Use of biologic therapies for psoriasis during pregnancy was not associated with adverse neonatal outcomes, according to study data published in Dermatologic Therapies. Even so, study investigators advised that biologic agents be prescribed with caution during pregnancy, particularly if beyond the first trimester.
Limited data is available on the relationship between biologic therapy use for psoriasis and pregnancy outcomes. Study investigators sought to assess the effects of biologics exposure during pregnancy.
This was a retrospective case series that assessed patients with psoriasis who received biologic therapies during pregnancy from 2006 to 2019. They were recruited from a tertiary referral center in Turkey. Demographic and clinical data were ascertained by medical record review. Study investigators obtained data on the long-term outcomes of exposed children from mothers during follow-up visits or telephone interviews. Outcomes of interest in exposed children included growth and development trajectories, history of infections, history of hospitalizations, allergies, and psoriasis. Pregnancy outcomes were also assessed, including mode of delivery, complications of delivery, neonatal maturity, and adverse outcomes. Study investigators also conducted literature reviews for studies assessing the long-term outcomes of exposed mothers and children.
The case series included data from 9 pregnancies in 6 women who received biologic therapies for psoriasis. Median age of participants was 33.0 years (range, 24-40 years); median disease duration was 8.5 years (range, 3-23 years). At the time of conception, median duration of biologic therapy was 30 months (range, 6 weeks – 50 months). All patients were in clinical remission and discontinued biologic therapy at the time pregnancy was diagnosed. However, 1 patient developed recalcitrant generalized pustular psoriasis of pregnancy and re-initiated biologic therapy. No patients reported any adverse events related to biologic therapy.

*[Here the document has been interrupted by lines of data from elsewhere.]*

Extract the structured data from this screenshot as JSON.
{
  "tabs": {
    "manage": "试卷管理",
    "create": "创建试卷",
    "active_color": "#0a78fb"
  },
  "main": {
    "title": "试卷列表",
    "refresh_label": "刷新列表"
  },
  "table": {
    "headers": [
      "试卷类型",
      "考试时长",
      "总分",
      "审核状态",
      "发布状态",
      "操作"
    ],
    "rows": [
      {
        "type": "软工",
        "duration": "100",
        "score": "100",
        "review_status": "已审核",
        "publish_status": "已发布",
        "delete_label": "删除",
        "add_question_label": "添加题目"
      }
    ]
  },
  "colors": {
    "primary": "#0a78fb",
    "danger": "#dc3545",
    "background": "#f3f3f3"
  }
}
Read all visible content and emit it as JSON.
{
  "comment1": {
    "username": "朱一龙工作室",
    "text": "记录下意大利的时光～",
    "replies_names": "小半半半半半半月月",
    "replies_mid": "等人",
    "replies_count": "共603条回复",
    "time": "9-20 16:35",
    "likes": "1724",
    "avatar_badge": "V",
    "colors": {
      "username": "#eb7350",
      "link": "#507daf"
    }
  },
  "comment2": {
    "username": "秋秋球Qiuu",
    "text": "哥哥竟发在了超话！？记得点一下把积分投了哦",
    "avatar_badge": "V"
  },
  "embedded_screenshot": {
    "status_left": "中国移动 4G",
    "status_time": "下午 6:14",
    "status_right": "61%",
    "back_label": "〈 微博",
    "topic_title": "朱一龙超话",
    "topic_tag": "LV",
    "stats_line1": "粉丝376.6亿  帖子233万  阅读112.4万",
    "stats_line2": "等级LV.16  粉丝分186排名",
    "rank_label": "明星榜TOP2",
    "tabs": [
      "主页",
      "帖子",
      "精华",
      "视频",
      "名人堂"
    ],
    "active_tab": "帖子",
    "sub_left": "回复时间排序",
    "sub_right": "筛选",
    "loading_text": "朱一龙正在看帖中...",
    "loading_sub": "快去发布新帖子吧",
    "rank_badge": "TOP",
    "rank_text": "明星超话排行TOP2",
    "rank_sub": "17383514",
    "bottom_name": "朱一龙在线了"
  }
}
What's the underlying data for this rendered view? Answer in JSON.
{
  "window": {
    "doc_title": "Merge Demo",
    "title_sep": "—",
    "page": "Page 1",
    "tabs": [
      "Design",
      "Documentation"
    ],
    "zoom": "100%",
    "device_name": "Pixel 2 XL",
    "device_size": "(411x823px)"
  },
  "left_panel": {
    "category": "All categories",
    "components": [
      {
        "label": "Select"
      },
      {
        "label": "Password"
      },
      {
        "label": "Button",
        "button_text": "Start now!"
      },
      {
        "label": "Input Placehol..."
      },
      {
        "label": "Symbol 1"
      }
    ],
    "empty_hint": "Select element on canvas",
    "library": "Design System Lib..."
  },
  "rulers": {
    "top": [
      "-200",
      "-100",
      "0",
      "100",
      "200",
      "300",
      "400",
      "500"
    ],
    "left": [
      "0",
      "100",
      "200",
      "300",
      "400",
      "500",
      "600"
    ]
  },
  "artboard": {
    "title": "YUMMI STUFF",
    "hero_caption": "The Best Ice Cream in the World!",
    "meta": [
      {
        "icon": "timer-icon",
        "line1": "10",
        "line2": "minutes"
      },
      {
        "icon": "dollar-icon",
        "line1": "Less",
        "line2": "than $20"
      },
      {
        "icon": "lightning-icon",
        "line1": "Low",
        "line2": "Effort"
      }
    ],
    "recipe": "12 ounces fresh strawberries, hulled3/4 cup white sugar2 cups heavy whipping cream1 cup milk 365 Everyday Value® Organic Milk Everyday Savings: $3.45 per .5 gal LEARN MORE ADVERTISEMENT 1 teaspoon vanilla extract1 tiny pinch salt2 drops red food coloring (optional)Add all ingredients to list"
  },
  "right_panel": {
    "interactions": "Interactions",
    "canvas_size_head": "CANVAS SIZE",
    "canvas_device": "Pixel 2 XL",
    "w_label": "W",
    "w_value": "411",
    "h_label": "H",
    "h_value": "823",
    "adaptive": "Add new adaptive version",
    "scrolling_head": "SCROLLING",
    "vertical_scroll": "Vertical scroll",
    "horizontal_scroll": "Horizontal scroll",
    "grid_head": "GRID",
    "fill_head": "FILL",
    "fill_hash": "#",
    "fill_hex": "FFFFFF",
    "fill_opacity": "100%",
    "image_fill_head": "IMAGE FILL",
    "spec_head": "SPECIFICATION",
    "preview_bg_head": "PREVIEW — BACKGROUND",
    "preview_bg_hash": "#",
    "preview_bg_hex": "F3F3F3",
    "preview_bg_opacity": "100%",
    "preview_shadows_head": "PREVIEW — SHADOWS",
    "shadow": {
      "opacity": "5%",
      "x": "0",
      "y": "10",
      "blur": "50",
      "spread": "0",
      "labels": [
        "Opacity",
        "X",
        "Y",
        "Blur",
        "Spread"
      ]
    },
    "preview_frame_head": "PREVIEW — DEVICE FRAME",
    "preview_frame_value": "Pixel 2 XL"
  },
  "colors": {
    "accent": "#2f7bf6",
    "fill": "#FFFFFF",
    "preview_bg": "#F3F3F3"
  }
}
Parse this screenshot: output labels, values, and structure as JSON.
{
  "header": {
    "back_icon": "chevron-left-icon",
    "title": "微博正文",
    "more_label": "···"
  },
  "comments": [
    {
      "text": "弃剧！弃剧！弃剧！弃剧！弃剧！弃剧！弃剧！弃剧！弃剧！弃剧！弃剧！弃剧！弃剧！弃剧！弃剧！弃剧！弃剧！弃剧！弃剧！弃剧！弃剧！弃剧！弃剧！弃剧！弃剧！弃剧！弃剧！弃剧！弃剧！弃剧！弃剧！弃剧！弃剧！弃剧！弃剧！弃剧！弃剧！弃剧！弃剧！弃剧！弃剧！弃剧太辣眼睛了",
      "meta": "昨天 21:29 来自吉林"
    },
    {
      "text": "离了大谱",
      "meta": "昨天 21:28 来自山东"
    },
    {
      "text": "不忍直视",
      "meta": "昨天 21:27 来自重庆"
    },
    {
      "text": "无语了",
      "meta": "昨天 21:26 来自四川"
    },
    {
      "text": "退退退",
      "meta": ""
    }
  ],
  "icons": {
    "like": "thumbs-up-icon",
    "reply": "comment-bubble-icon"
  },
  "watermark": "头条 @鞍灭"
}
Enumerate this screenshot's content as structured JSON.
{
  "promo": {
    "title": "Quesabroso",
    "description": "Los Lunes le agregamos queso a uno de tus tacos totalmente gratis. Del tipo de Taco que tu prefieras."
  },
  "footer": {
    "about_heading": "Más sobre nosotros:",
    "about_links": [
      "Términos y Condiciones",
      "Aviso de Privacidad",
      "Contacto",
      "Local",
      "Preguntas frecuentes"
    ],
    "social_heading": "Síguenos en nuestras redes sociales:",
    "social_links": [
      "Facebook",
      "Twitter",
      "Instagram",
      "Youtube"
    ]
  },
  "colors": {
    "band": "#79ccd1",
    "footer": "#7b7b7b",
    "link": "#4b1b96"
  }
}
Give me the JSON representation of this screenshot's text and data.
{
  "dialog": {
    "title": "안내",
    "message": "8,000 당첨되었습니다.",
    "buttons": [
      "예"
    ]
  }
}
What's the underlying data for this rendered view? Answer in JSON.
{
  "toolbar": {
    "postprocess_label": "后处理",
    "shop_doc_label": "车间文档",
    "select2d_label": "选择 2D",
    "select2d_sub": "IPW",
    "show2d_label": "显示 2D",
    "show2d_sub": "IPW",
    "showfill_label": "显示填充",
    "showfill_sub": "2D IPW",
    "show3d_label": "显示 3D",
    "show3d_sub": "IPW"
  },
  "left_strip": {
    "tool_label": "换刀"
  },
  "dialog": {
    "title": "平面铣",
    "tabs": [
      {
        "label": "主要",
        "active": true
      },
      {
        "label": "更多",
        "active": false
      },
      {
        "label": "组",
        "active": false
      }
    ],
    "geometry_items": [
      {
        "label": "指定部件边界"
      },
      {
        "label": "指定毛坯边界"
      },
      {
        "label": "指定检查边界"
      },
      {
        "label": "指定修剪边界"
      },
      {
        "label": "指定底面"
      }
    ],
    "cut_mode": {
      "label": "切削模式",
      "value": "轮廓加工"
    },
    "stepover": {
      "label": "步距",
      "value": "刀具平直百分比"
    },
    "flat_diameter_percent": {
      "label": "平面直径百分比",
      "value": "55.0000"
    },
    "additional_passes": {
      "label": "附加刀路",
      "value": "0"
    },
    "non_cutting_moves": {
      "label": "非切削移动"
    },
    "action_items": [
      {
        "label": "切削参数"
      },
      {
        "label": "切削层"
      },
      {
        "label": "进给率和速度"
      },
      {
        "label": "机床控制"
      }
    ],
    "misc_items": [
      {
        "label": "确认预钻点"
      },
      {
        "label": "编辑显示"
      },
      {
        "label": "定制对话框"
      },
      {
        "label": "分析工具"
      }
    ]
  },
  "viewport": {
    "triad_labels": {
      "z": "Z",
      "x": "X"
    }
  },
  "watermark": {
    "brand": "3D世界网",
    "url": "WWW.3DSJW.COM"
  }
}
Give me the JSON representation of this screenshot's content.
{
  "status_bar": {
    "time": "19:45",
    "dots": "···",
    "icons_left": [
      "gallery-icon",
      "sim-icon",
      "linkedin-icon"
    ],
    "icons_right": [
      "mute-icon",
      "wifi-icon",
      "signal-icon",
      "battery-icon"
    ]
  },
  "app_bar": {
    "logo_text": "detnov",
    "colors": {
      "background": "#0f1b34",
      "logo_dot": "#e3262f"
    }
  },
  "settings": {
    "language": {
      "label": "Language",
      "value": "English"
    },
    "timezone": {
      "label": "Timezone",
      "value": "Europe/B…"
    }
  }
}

In all, 7 pregnancies resulted in delivery of healthy, full-term babies. One pregnancy ended in elective abortion, and 1 was diagnosed as a right tubal ectopic pregnancy and subsequently terminated. Follow-up time after birth ranged from 14 months to 13 years. All children showed normal growth and development. Only 1 infant experienced an infection requiring antibiotherapy within the first year of life. This infant was exposed to ustekinumab during the first trimester. None of the children displayed allergies, malignancies, or psoriasis.
No clear relationship was identified between neonatal exposure to biologic therapy and adverse neonatal or pregnancy outcomes. These results corroborate literature data, which similarly suggests no such relationship between these variables. In 1 retrospective study that assessed outcomes in exposed children, growth, and physiological development were normal.
Limitations to this study included its retrospective design, relatively small sample size of 6 women, and the lack of existing literature on the topic. Further study is necessary to better understand the risks associated with biologic therapy use during pregnancy, the investigators believe.
Study researchers concluded that until a clearer picture is available, biologics should be reserved for high-need patients. They added that “[biologic therapy use in pregnancy] requires a careful assessment of the risk/benefit ratio on a case-by-case basis, as its impact on the long-term development of exposed infants and children is yet to be elucidated.”
Kobaner GB, Ekinci AP. Use of biologic therapies for psoriasis during pregnancy and long-term outcomes of exposed children: a 14-year real-life experience at a tertiary center in Turkey and review of the literature. Dermatol Ther. Published online October 17, 2020. doi:10.1111/dth.14420